* Data for this task
--------------------------------

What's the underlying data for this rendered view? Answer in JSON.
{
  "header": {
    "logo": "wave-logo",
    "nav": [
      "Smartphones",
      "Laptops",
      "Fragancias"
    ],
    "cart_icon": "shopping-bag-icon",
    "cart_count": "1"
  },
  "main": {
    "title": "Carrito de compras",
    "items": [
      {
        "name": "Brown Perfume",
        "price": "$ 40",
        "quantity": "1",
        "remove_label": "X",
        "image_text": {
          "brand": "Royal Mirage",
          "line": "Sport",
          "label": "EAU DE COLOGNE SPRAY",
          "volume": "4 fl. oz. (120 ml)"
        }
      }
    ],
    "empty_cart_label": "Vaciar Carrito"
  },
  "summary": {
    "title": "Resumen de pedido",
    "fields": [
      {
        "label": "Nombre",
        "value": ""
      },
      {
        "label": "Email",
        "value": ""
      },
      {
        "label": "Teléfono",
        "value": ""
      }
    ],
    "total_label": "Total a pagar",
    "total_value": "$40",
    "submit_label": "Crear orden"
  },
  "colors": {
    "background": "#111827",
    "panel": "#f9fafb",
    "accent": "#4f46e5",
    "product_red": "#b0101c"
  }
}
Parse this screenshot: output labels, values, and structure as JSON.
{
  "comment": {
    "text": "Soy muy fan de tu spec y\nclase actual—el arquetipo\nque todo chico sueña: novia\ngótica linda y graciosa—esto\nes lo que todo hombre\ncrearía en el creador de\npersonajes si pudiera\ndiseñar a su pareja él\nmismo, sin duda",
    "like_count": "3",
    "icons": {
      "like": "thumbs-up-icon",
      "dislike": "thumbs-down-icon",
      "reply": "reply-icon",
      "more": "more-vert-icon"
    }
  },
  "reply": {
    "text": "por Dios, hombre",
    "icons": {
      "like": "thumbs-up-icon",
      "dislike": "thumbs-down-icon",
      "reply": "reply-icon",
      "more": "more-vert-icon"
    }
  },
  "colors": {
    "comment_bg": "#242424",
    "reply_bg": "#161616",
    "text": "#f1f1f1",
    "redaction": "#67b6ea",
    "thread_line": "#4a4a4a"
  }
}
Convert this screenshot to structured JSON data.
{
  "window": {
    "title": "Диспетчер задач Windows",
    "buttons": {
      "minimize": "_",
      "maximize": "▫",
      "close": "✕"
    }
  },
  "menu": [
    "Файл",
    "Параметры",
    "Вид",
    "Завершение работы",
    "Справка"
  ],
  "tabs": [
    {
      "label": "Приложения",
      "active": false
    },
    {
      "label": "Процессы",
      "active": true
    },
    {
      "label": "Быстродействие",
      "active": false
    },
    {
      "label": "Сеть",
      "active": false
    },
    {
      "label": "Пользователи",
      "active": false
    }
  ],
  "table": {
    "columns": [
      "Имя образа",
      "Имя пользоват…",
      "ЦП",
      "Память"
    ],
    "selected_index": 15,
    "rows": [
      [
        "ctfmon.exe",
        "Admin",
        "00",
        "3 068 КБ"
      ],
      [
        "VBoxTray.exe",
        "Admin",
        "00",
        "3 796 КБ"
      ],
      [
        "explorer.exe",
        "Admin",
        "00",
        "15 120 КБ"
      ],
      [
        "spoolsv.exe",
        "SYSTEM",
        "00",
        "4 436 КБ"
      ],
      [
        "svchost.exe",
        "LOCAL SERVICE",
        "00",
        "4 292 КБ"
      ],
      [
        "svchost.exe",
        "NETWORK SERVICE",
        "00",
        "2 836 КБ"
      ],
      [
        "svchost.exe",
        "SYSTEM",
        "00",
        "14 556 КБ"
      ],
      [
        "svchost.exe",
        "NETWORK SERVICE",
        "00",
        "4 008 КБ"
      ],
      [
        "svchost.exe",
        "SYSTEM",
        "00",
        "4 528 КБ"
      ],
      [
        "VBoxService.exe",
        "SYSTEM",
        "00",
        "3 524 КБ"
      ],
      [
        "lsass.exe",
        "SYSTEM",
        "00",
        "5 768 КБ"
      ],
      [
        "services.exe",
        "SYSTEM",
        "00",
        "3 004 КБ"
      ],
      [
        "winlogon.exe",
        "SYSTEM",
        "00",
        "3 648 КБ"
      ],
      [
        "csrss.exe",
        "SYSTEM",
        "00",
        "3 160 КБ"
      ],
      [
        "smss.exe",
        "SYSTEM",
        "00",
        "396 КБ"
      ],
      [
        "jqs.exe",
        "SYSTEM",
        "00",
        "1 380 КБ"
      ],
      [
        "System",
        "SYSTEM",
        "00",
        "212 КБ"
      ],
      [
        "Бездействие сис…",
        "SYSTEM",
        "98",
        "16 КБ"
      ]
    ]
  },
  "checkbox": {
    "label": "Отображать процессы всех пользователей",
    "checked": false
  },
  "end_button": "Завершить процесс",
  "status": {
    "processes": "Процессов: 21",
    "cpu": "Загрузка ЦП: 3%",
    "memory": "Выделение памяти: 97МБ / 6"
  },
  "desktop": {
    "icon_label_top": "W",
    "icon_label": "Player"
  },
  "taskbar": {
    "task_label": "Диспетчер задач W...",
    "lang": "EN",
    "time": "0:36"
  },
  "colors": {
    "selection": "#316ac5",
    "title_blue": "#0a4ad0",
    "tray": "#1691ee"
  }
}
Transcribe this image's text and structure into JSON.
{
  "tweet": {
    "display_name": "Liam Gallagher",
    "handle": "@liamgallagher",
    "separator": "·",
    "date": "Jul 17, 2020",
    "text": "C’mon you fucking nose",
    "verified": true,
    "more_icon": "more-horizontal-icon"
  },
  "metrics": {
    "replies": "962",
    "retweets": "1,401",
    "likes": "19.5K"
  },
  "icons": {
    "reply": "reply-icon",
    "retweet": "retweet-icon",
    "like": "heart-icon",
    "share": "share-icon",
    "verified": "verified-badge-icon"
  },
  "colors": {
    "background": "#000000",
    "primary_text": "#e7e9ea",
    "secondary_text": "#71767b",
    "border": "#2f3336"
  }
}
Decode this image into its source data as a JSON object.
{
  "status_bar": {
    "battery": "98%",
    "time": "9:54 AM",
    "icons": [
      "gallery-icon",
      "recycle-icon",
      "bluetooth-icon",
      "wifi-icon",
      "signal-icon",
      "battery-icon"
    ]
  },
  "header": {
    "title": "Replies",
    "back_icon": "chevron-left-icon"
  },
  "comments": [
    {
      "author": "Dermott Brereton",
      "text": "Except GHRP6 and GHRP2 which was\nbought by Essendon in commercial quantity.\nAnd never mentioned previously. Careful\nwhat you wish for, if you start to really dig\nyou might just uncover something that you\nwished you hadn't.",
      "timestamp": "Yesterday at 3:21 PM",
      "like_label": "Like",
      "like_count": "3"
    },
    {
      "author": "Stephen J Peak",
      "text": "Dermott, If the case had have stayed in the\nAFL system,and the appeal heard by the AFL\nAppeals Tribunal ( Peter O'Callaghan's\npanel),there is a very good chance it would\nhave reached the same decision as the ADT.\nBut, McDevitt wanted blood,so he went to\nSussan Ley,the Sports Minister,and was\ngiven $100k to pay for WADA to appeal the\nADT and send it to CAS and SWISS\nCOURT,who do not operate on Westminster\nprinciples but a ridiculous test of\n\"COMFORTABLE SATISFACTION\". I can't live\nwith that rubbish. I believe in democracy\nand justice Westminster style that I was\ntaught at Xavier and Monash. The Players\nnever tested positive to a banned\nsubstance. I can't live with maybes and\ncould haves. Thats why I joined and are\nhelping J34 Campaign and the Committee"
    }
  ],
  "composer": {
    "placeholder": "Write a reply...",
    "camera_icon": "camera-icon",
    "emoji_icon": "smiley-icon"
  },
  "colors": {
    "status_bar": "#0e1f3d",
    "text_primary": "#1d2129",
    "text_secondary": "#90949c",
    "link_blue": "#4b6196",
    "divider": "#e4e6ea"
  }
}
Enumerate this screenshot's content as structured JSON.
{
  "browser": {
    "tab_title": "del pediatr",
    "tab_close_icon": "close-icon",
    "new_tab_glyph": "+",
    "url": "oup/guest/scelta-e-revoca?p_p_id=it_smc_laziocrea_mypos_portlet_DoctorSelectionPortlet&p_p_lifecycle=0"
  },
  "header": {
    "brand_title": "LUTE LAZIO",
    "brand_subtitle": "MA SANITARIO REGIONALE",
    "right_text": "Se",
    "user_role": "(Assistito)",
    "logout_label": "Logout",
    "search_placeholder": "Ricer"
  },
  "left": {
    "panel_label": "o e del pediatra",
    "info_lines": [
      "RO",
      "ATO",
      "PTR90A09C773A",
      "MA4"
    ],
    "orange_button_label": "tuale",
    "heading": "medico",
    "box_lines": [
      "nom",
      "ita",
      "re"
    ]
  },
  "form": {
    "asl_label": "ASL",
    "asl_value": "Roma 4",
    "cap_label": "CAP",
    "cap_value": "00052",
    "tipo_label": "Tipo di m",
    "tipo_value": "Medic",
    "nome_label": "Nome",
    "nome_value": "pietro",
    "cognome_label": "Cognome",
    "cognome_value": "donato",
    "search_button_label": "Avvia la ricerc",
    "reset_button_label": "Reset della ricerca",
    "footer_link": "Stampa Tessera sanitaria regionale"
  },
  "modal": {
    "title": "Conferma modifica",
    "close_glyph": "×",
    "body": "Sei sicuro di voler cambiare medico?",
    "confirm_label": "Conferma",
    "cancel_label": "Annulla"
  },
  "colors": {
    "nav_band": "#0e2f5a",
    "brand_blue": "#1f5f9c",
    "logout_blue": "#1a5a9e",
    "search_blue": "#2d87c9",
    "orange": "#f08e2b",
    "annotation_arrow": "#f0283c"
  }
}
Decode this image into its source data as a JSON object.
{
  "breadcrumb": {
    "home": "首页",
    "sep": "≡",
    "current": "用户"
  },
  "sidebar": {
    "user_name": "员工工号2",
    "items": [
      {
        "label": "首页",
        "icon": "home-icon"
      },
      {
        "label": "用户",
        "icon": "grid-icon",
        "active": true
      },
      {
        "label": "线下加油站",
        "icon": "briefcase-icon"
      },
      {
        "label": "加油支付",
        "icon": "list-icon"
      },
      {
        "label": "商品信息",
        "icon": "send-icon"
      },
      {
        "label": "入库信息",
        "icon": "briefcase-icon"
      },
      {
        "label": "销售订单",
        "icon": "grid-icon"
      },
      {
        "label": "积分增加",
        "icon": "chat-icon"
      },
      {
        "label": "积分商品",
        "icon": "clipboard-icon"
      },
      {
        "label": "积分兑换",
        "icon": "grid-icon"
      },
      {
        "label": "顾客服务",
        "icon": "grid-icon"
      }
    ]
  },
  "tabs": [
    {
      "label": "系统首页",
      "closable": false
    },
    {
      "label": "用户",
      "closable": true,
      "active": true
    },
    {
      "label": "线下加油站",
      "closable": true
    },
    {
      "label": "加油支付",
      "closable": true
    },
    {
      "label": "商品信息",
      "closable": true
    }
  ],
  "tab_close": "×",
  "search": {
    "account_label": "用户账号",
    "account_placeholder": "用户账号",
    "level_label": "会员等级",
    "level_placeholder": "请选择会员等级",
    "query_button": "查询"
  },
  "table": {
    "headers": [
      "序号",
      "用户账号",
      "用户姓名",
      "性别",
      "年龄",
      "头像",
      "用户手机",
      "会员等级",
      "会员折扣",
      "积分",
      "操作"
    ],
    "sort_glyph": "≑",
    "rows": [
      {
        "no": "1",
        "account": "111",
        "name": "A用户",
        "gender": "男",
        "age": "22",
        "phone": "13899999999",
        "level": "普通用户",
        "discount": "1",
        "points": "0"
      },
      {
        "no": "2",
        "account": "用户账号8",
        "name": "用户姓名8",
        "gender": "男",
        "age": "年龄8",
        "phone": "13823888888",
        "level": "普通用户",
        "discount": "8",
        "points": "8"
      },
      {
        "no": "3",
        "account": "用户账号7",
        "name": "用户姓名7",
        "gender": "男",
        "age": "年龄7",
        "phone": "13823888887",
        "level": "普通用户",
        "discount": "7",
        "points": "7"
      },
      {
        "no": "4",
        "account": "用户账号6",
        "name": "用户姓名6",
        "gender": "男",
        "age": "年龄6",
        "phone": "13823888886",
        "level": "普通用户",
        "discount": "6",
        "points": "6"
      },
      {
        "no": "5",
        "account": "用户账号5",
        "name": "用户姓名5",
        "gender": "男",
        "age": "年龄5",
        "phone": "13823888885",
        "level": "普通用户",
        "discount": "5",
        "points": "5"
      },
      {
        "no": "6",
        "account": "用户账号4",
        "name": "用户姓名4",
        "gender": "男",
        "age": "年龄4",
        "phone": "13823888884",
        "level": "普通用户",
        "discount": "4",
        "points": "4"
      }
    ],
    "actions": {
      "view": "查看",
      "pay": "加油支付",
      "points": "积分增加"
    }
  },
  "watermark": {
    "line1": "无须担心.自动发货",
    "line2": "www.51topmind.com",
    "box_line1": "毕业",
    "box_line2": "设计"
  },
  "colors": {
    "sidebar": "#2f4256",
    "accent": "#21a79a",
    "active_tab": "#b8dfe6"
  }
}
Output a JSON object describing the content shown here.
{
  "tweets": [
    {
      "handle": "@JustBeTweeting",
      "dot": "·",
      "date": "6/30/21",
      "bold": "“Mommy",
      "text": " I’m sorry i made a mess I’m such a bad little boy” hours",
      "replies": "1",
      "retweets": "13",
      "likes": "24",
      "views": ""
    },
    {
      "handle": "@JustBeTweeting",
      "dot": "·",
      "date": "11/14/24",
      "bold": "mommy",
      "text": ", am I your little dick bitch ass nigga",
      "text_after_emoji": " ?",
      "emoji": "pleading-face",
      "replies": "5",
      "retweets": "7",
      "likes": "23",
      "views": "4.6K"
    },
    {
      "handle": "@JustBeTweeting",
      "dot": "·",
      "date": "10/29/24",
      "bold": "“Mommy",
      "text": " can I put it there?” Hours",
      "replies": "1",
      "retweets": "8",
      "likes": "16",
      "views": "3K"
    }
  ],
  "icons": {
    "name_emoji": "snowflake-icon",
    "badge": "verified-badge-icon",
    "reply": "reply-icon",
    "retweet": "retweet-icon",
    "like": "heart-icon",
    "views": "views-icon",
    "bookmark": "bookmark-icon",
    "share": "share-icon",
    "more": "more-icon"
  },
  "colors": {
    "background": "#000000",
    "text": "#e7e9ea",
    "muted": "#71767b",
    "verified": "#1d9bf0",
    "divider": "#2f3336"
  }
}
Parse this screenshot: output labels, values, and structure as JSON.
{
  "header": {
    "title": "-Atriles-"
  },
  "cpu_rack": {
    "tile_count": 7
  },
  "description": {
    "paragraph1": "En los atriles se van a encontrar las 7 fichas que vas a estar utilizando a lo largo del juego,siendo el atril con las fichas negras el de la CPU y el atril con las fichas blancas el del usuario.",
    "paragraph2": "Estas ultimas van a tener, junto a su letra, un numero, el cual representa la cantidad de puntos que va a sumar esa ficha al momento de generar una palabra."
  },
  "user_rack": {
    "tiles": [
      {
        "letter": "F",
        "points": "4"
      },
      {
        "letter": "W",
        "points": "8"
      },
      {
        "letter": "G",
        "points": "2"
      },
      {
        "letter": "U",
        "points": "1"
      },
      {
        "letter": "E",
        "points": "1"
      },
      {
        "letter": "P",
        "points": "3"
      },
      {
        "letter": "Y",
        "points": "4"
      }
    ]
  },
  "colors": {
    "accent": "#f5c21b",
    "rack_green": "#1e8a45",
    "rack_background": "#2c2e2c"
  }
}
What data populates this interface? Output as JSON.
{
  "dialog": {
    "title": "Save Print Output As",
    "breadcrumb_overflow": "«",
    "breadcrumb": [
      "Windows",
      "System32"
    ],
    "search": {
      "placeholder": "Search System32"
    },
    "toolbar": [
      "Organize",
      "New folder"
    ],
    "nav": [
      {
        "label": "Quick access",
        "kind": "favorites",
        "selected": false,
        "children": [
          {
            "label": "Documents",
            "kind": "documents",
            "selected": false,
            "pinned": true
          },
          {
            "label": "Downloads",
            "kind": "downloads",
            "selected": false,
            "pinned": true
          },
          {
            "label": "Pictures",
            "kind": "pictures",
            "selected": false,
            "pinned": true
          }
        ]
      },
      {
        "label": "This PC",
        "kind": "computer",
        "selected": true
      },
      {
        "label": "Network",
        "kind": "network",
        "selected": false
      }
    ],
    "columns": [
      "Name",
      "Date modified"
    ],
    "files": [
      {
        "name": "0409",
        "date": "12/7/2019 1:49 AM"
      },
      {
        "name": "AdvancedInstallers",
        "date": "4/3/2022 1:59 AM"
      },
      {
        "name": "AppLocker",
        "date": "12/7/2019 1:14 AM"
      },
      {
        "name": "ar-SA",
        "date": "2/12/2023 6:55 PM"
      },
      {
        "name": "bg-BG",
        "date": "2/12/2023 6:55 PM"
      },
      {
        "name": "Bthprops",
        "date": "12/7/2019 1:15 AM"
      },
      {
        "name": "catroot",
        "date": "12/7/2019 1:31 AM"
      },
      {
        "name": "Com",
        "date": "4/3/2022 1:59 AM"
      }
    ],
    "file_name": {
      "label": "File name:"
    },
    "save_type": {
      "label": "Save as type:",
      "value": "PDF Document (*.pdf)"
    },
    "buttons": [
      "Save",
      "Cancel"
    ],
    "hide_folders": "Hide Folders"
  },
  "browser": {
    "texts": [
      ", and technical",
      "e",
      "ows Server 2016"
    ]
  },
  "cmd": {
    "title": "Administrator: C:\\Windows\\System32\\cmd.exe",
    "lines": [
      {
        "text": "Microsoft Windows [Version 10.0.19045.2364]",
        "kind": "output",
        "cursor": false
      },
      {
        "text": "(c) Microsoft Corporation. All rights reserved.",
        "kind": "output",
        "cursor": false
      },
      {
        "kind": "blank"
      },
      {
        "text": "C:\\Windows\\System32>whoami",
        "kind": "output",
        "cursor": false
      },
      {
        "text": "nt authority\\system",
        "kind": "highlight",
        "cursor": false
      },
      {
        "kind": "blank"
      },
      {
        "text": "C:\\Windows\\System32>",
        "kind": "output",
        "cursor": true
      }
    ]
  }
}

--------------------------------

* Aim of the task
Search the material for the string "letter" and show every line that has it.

* Exercise output
        "letter": "F",
        "letter": "W",
        "letter": "G",
        "letter": "U",
        "letter": "E",
        "letter": "P",
        "letter": "Y",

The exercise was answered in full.